Sub-regional groupings like BIMSTEC (Bangladesh, India, Sri Lanka, Thailand, Myanmar Economic Cooperation) and the Bay of Bengal Initiative are somewhat more tangible. There are also Track 2 think-tanks and private sector initiatives to get the SAARC juggernaut to roll.
The 6th SAARC Business Conclave this week in Kathmandu was one such exercise where, besides the usual lament about unfulfilled aspirations, there was networking and useful sharing of ideas. As in all such SAARC-related events, the elephant in the room was India, and the need to balance its size with its status as an equal member state.
However, the dragon in the room was China. How can these economic behemoths be hitched to pull in the same direction, and take South Asia along? So far, Beijing’s foray into trade, investment and connectivity in South Asia have been bilateral, but its Belt Road Initiative hopes to go regional with the possible extension of the Qinghai-Tibet railway through the Himalayan Range, and across Nepal to India.

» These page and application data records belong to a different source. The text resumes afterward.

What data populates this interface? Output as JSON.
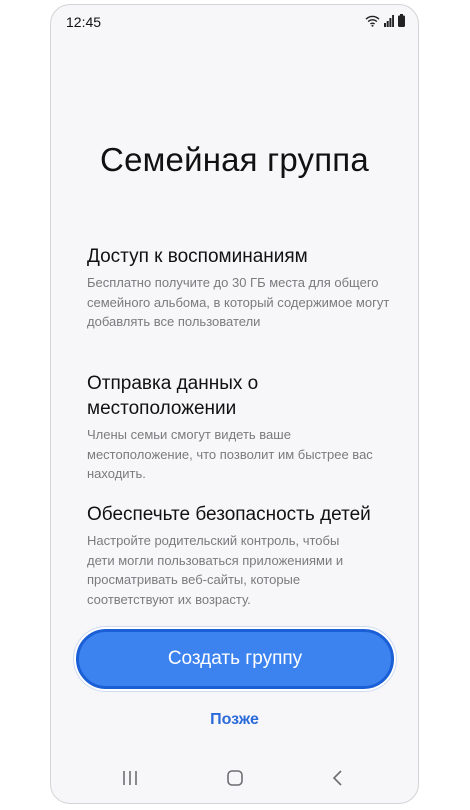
{
  "status": {
    "time": "12:45",
    "icons": [
      "wifi-icon",
      "signal-icon",
      "battery-icon"
    ]
  },
  "page": {
    "title": "Семейная группа"
  },
  "sections": [
    {
      "heading": "Доступ к воспоминаниям",
      "text": "Бесплатно получите до 30 ГБ места для общего семейного альбома, в который содержимое могут добавлять все пользователи"
    },
    {
      "heading": "Отправка данных о местоположении",
      "text": "Члены семьи смогут видеть ваше местоположение, что позволит им быстрее вас находить."
    },
    {
      "heading": "Обеспечьте безопасность детей",
      "text": "Настройте родительский контроль, чтобы дети могли пользоваться приложениями и просматривать веб-сайты, которые соответствуют их возрасту."
    }
  ],
  "actions": {
    "create_label": "Создать группу",
    "later_label": "Позже"
  },
  "nav": {
    "icons": [
      "recent-apps-icon",
      "home-icon",
      "back-icon"
    ]
  },
  "colors": {
    "accent": "#3d83f0",
    "accent_border": "#1a5fd6",
    "link": "#2b6ad9",
    "background": "#f7f7f9"
  }
}
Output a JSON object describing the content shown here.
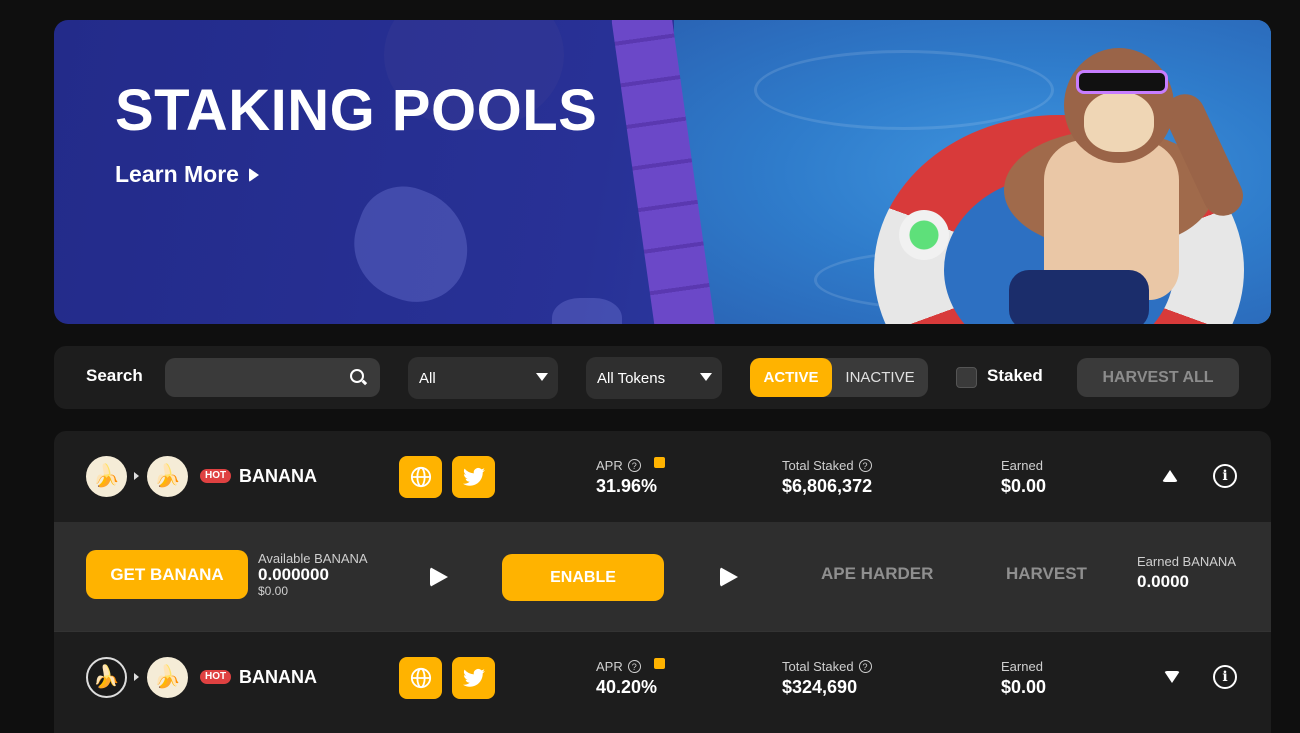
{
  "banner": {
    "title": "STAKING POOLS",
    "learn_more": "Learn More"
  },
  "filters": {
    "search_label": "Search",
    "search_value": "",
    "category_select": "All",
    "token_select": "All Tokens",
    "toggle_active": "ACTIVE",
    "toggle_inactive": "INACTIVE",
    "staked_label": "Staked",
    "harvest_all": "HARVEST ALL"
  },
  "pools": [
    {
      "badge": "HOT",
      "name": "BANANA",
      "apr_label": "APR",
      "apr": "31.96%",
      "total_staked_label": "Total Staked",
      "total_staked": "$6,806,372",
      "earned_label": "Earned",
      "earned": "$0.00",
      "expanded": true
    },
    {
      "badge": "HOT",
      "name": "BANANA",
      "apr_label": "APR",
      "apr": "40.20%",
      "total_staked_label": "Total Staked",
      "total_staked": "$324,690",
      "earned_label": "Earned",
      "earned": "$0.00",
      "expanded": false
    }
  ],
  "details": {
    "get_button": "GET BANANA",
    "available_label": "Available BANANA",
    "available_value": "0.000000",
    "available_usd": "$0.00",
    "enable_button": "ENABLE",
    "ape_harder": "APE HARDER",
    "harvest": "HARVEST",
    "earned_banana_label": "Earned BANANA",
    "earned_banana_value": "0.0000"
  },
  "colors": {
    "accent": "#ffb300",
    "hot": "#df4141",
    "panel": "#1d1d1d",
    "expanded": "#2e2e2e"
  },
  "icons": [
    "search-icon",
    "caret-down-icon",
    "globe-icon",
    "twitter-icon",
    "calculator-icon",
    "help-icon",
    "info-icon",
    "play-icon",
    "chevron-up-icon",
    "chevron-down-icon",
    "banana-token-icon"
  ]
}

SAARC has been held hostage by politics, specifically the strained relations between its two biggest members, for far too long. Trade, investment in energy, river sharing and better connectivity within South Asia could help bind the countries more closely, and build on existing bilateral agreements, as US Ambassador Alaina B. Teplitz argues in this week’s Guest Editorial.
It is incongruous that intra-SAARC trade constitutes only 5% of the international trade of countries in the region. Of all international investment in the region only 7% is between SAARC members. It is absurd that in this day and age the world’s most deprived region should not be working together to raise the living standard of its people.